Mexico’s priority at the talks is to find a way to reduce the astronomical levels of violence that have swept the country since the inception of the Mérida Initiative. In 2008, 12.6 murders were recorded for every 100,000 people in Mexico; by 2018, that number had soared to 29, according to World Bank data.
“The Mexicans want to say we ended this thing, we ended this thing that kicked off a very violent chapter for Mexico,” said Carin Zissis, editor-in-chief of the Americas Society and Council of the Americas.
The violence is the result of two factors, analysts believe: the Mérida Initiative’s focus on all-out war with drug gangs and lax gun laws in the United States that have led to thousands of weapons being smuggled into Mexico and Central America each year.
During the Obama administration, the United States cut some security funding over concerns about human rights abuses by Mexico’s government. Those concerns have not abated.

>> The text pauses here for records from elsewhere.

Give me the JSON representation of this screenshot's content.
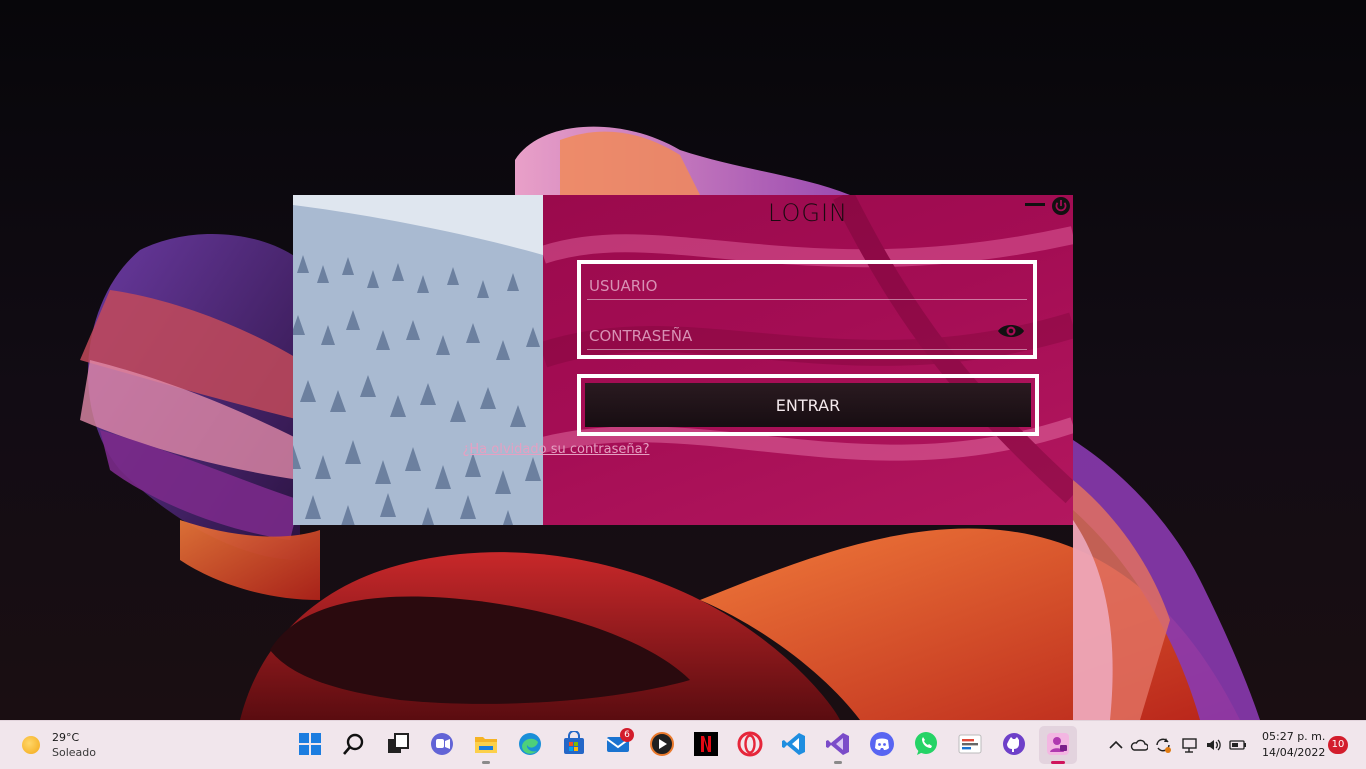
{
  "login": {
    "title": "LOGIN",
    "username_placeholder": "USUARIO",
    "password_placeholder": "CONTRASEÑA",
    "enter_label": "ENTRAR",
    "forgot_link": "¿Ha olvidado su contraseña?"
  },
  "taskbar": {
    "weather": {
      "temp": "29°C",
      "desc": "Soleado",
      "icon": "sun-icon"
    },
    "apps": [
      {
        "name": "start-icon"
      },
      {
        "name": "search-icon"
      },
      {
        "name": "task-view-icon"
      },
      {
        "name": "teams-chat-icon"
      },
      {
        "name": "file-explorer-icon"
      },
      {
        "name": "edge-icon"
      },
      {
        "name": "microsoft-store-icon"
      },
      {
        "name": "mail-icon",
        "badge": "6"
      },
      {
        "name": "media-player-icon"
      },
      {
        "name": "netflix-icon"
      },
      {
        "name": "opera-icon"
      },
      {
        "name": "vscode-icon"
      },
      {
        "name": "visual-studio-icon"
      },
      {
        "name": "discord-icon"
      },
      {
        "name": "whatsapp-icon"
      },
      {
        "name": "app-list-icon"
      },
      {
        "name": "github-icon"
      },
      {
        "name": "login-app-icon"
      }
    ],
    "clock": {
      "time": "05:27 p. m.",
      "date": "14/04/2022"
    },
    "notifications": "10"
  },
  "colors": {
    "panel": "#a40d54",
    "taskbar": "#f1e6ec",
    "button": "#1a0f14",
    "badge": "#d31d2c"
  }
}
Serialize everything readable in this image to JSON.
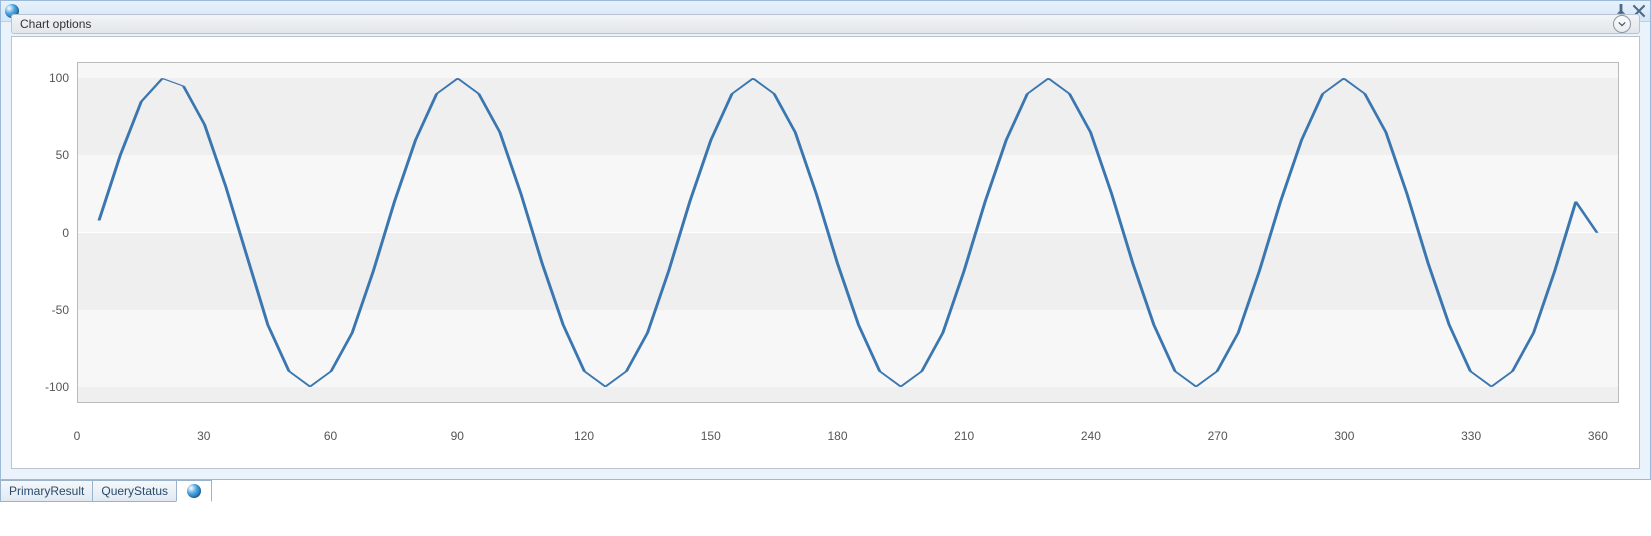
{
  "panel": {
    "chart_options_label": "Chart options"
  },
  "tabs": {
    "primary": "PrimaryResult",
    "status": "QueryStatus"
  },
  "chart_data": {
    "type": "line",
    "x": [
      5,
      10,
      15,
      20,
      25,
      30,
      35,
      40,
      45,
      50,
      55,
      60,
      65,
      70,
      75,
      80,
      85,
      90,
      95,
      100,
      105,
      110,
      115,
      120,
      125,
      130,
      135,
      140,
      145,
      150,
      155,
      160,
      165,
      170,
      175,
      180,
      185,
      190,
      195,
      200,
      205,
      210,
      215,
      220,
      225,
      230,
      235,
      240,
      245,
      250,
      255,
      260,
      265,
      270,
      275,
      280,
      285,
      290,
      295,
      300,
      305,
      310,
      315,
      320,
      325,
      330,
      335,
      340,
      345,
      350,
      355,
      360
    ],
    "values": [
      8,
      50,
      85,
      100,
      95,
      70,
      30,
      -15,
      -60,
      -90,
      -100,
      -90,
      -65,
      -25,
      20,
      60,
      90,
      100,
      90,
      65,
      25,
      -20,
      -60,
      -90,
      -100,
      -90,
      -65,
      -25,
      20,
      60,
      90,
      100,
      90,
      65,
      25,
      -20,
      -60,
      -90,
      -100,
      -90,
      -65,
      -25,
      20,
      60,
      90,
      100,
      90,
      65,
      25,
      -20,
      -60,
      -90,
      -100,
      -90,
      -65,
      -25,
      20,
      60,
      90,
      100,
      90,
      65,
      25,
      -20,
      -60,
      -90,
      -100,
      -90,
      -65,
      -25,
      20,
      0
    ],
    "x_ticks": [
      0,
      30,
      60,
      90,
      120,
      150,
      180,
      210,
      240,
      270,
      300,
      330,
      360
    ],
    "y_ticks": [
      -100,
      -50,
      0,
      50,
      100
    ],
    "xlim": [
      0,
      365
    ],
    "ylim": [
      -110,
      110
    ],
    "title": "",
    "xlabel": "",
    "ylabel": "",
    "line_color": "#3a76b0"
  }
}
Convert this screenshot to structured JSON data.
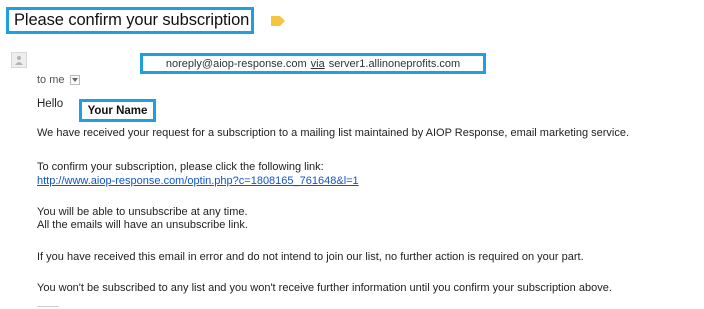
{
  "email": {
    "subject": "Please confirm your subscription",
    "sender": {
      "from": "noreply@aiop-response.com",
      "via_label": "via",
      "via_server": "server1.allinoneprofits.com"
    },
    "to_label": "to me",
    "greeting": "Hello",
    "recipient_name": "Your Name",
    "body": {
      "p1": "We have received your request for a subscription to a mailing list maintained by AIOP Response, email marketing service.",
      "p2_intro": "To confirm your subscription, please click the following link:",
      "confirm_link": "http://www.aiop-response.com/optin.php?c=1808165_761648&l=1",
      "p3_line1": "You will be able to unsubscribe at any time.",
      "p3_line2": "All the emails will have an unsubscribe link.",
      "p4": "If you have received this email in error and do not intend to join our list, no further action is required on your part.",
      "p5": "You won't be subscribed to any list and you won't receive further information until you confirm your subscription above."
    }
  },
  "colors": {
    "highlight_border": "#1e9fe0",
    "label_tag": "#f5c542",
    "link": "#1155cc"
  },
  "icons": {
    "label": "label-tag-icon",
    "avatar": "person-icon",
    "details": "chevron-down-icon"
  }
}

Last year, the State Department concluded in its annual human rights report that Mexican security forces and other government officials had tortured prisoners, engaged in arbitrary arrests, committed violence against journalists and exploited children for labor.
A sign of how the negotiations are progressing, Zissis said, will be whether agents from the Drug Enforcement Administration are allowed to work in Mexico again. Mexico has withheld visas for DEA agents since the arrest last year of Gen. Salvador Cienfuegos Zepeda in California, a former defense minister, on suspicion of aiding drug traffickers. The arrest set off outrage within the Mexican government, which demanded the general’s extradition and then moved to curb cooperation with the DEA.
Before Friday’s talks, Blinken, Mayorkas and Attorney General Merrick Garland met with Mexico’s president.
“There are other times in history where we distanced ourselves, but there are also things that unite us,” López Obrador said at the presidential palace. “We need to understand each other.”
[This article originally appeared in The New York Times.]